“I always watched out for you, Rohan. I had made Rashmi promise that she would never reveal the identity of the sender of the mysterious gifts. It was not only you who had a big ego, mine was bloated beyond recognition. I agree I have always had it easy. But you must realize that RovingEye was my only dream. It was a passion. And when you left abruptly, it suddenly seemed like it would always remain a dream.”

Rohan watched as Firdaus took a sip of his tea and continued.

“But as I began my venture without the support of my family, I realized how it felt to live life on a stringent budget and strive to make ends meet. I understood why you opted for surety than adventure. But I also felt that you had missed out on the excitement of seeing for yourself the evolution of your own idea. And that is when I wanted to reconcile. But you see, this ego is something that is hard to fight once it has invaded your thoughts. I always thought you would speak to me first. I didn’t want you to apologize or anything. I just wanted you to take that initiative. But today, after all these years, when I saw you outside the auditorium, I realised that it is really stupid of us to pretend to be indifferent.”

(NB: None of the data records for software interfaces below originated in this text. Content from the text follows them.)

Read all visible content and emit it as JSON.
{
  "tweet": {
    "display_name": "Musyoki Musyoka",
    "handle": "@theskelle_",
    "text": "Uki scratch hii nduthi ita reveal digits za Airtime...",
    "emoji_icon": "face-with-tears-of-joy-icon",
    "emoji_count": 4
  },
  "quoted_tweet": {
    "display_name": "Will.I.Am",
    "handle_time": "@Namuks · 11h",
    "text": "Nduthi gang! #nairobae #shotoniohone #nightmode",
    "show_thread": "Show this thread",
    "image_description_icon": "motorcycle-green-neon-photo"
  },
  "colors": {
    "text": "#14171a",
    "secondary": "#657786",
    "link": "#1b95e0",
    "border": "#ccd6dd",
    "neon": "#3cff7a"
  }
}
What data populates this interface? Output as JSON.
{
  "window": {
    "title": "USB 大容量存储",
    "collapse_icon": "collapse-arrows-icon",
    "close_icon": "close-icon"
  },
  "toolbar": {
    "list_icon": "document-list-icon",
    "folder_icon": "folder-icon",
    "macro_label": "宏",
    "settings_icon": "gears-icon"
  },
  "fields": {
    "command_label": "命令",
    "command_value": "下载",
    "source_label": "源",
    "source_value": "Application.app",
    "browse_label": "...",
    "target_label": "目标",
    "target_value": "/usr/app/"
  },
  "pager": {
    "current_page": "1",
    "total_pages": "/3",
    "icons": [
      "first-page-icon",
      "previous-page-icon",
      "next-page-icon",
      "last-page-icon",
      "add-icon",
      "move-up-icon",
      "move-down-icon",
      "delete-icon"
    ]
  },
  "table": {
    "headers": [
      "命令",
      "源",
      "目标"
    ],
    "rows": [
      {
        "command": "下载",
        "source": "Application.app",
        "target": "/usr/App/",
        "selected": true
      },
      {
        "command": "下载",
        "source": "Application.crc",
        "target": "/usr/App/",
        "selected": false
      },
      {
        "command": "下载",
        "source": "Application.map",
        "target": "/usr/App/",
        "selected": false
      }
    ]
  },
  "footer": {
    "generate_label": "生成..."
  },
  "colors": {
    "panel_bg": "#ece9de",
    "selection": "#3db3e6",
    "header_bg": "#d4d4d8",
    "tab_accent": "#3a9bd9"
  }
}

Rashmi had finally convinced Hriday to sleep when her Blackberry beeped. She dreaded another message from any speakers of the convention she had been to. New York had been great but she had longed to be home.

She rose from the couch and went up to the table. It was a message from Rohan.

Make it coffee for three. The mysterious gift-sender of the European cabinet is on his way. 🙂


About bluethemis

Still wondering...

15 responses to “Coffee for three

  1. neha

    cool one ash!!!…awesome girl 🙂

  2. looooong one ash!!!…awesome girl 🙂

  3. WOW!!… am amazed i didn’t check ur blog before!!

    u got some amazing talent for fiction!… now indeed, u have been pronounced *popular* !!… am following u 😛

    Keep writing! Cheers 🙂

  4. Michelle

    Wow!! Tell me again as to why you’re wasting 2 years of your life doing an MBA?

  5. Michelle

    Oh and I’m definitely your official PR person.. Now that I’m sure you’re gonna become a famous writer and stuff

  6. Prachetash

    Wow!!! Seriously Aishwarya… what are you doing here? Totally blown away… LOVED it… keep writing…

  7. Michelle

    As your official PR person I hereby pronounce my displeasure at the unoriginal sarcasm

  8. Michelle

    oh btw I sent the link to Prachu and a whole lot of other people as a proper PR person should (This is to nip hopes of other sidey people who wanted to be your PR person without doing anything right at the bud)

    • bluethemis

      My dear Michelle,
      I had checked with the CorpComm Prof before I posted that. And aah, paying for those sarcasm classes hasn’t helped!
      Er…I still dont have to pay you for the PR right…cause recession hasn’t even left me a pocket to burn a hole.

  9. Michelle

    Are you sure you don’t have mallu blood in you? 😛

Leave a Reply

Fill in your details below or click an icon to log in: Logo

You are commenting using your account. Log Out /  Change )

Google+ photo

You are commenting using your Google+ account. Log Out /  Change )

Twitter picture

You are commenting using your Twitter account. Log Out /  Change )

Facebook photo

You are commenting using your Facebook account. Log Out /  Change )


Connecting to %s

%d bloggers like this: